What the task requires: Every line containing "placeholder" should be identified and copied from the data below.

————————

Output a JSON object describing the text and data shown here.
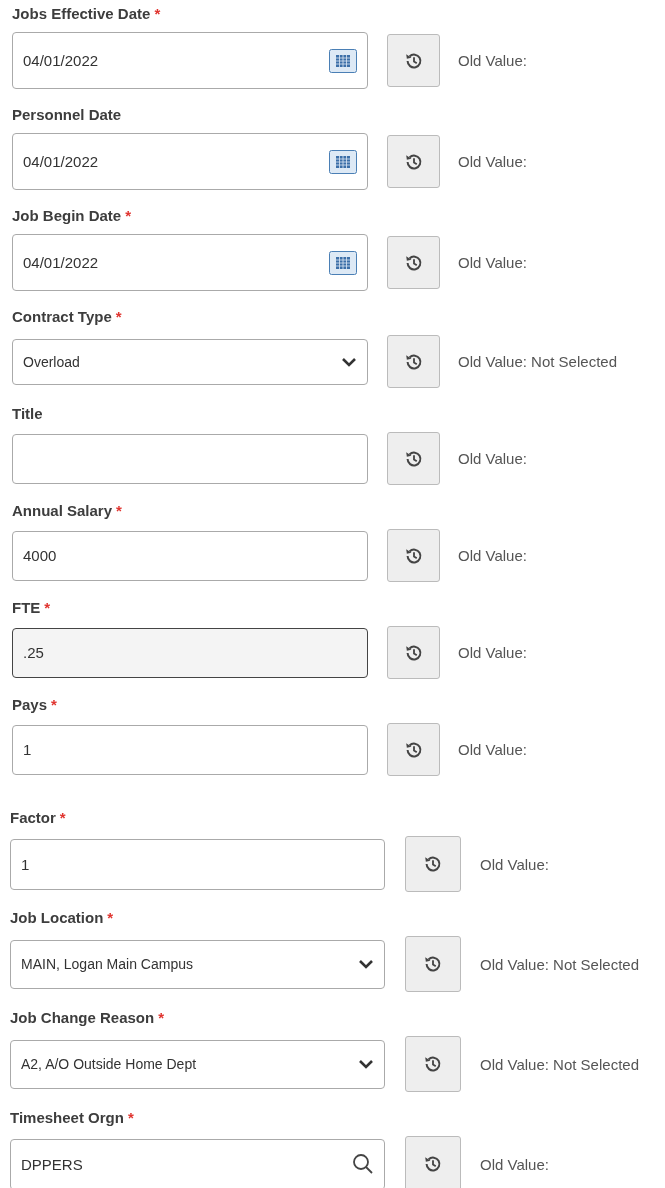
{
  "groups": [
    {
      "fields": [
        {
          "label": "Jobs Effective Date",
          "required_mark": "*",
          "kind": "date",
          "value": "04/01/2022",
          "focused": false,
          "old_value": "Old Value:"
        },
        {
          "label": "Personnel Date",
          "kind": "date",
          "value": "04/01/2022",
          "focused": false,
          "old_value": "Old Value:"
        },
        {
          "label": "Job Begin Date",
          "required_mark": "*",
          "kind": "date",
          "value": "04/01/2022",
          "focused": false,
          "old_value": "Old Value:"
        },
        {
          "label": "Contract Type",
          "required_mark": "*",
          "kind": "select",
          "value": "Overload",
          "focused": false,
          "old_value": "Old Value: Not Selected"
        },
        {
          "label": "Title",
          "kind": "text",
          "focused": false,
          "old_value": "Old Value:"
        },
        {
          "label": "Annual Salary",
          "required_mark": "*",
          "kind": "text",
          "value": "4000",
          "focused": false,
          "old_value": "Old Value:"
        },
        {
          "label": "FTE",
          "required_mark": "*",
          "kind": "text",
          "value": ".25",
          "focused": true,
          "old_value": "Old Value:"
        },
        {
          "label": "Pays",
          "required_mark": "*",
          "kind": "text",
          "value": "1",
          "focused": false,
          "old_value": "Old Value:"
        }
      ]
    },
    {
      "fields": [
        {
          "label": "Factor",
          "required_mark": "*",
          "kind": "text",
          "value": "1",
          "focused": false,
          "old_value": "Old Value:"
        },
        {
          "label": "Job Location",
          "required_mark": "*",
          "kind": "select",
          "value": "MAIN, Logan Main Campus",
          "focused": false,
          "old_value": "Old Value: Not Selected"
        },
        {
          "label": "Job Change Reason",
          "required_mark": "*",
          "kind": "select",
          "value": "A2, A/O Outside Home Dept",
          "focused": false,
          "old_value": "Old Value: Not Selected"
        },
        {
          "label": "Timesheet Orgn",
          "required_mark": "*",
          "kind": "search",
          "value": "DPPERS",
          "focused": false,
          "old_value": "Old Value:"
        }
      ]
    }
  ]
}
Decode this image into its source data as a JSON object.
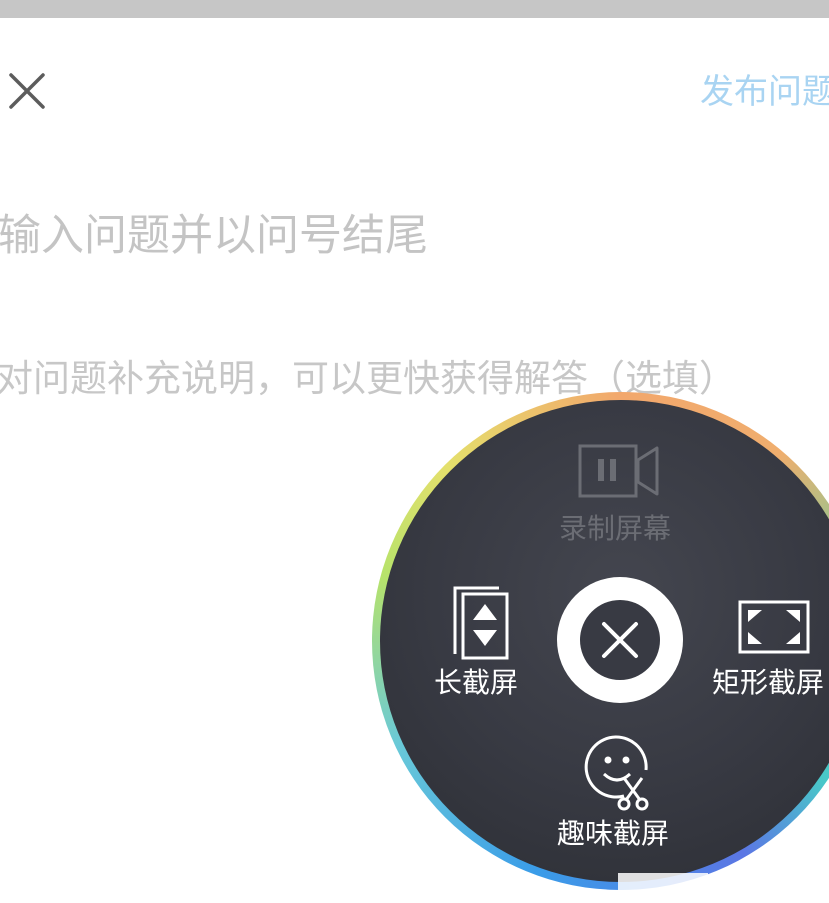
{
  "header": {
    "close_icon": "close-icon",
    "publish_label": "发布问题"
  },
  "question": {
    "placeholder": "输入问题并以问号结尾"
  },
  "detail": {
    "placeholder": "对问题补充说明，可以更快获得解答（选填）"
  },
  "screenshot_menu": {
    "record": {
      "label": "录制屏幕",
      "icon": "video-camera-pause-icon",
      "enabled": false
    },
    "long": {
      "label": "长截屏",
      "icon": "long-screenshot-icon"
    },
    "rect": {
      "label": "矩形截屏",
      "icon": "rect-screenshot-icon"
    },
    "fun": {
      "label": "趣味截屏",
      "icon": "smiley-scissors-icon"
    },
    "close_icon": "close-icon"
  },
  "colors": {
    "publish": "#a9d4f2",
    "placeholder": "#c4c4c4",
    "menu_bg": "#383a43"
  }
}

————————

Your response:
    "placeholder": "输入问题并以问号结尾"
    "placeholder": "对问题补充说明，可以更快获得解答（选填）"
    "placeholder": "#c4c4c4",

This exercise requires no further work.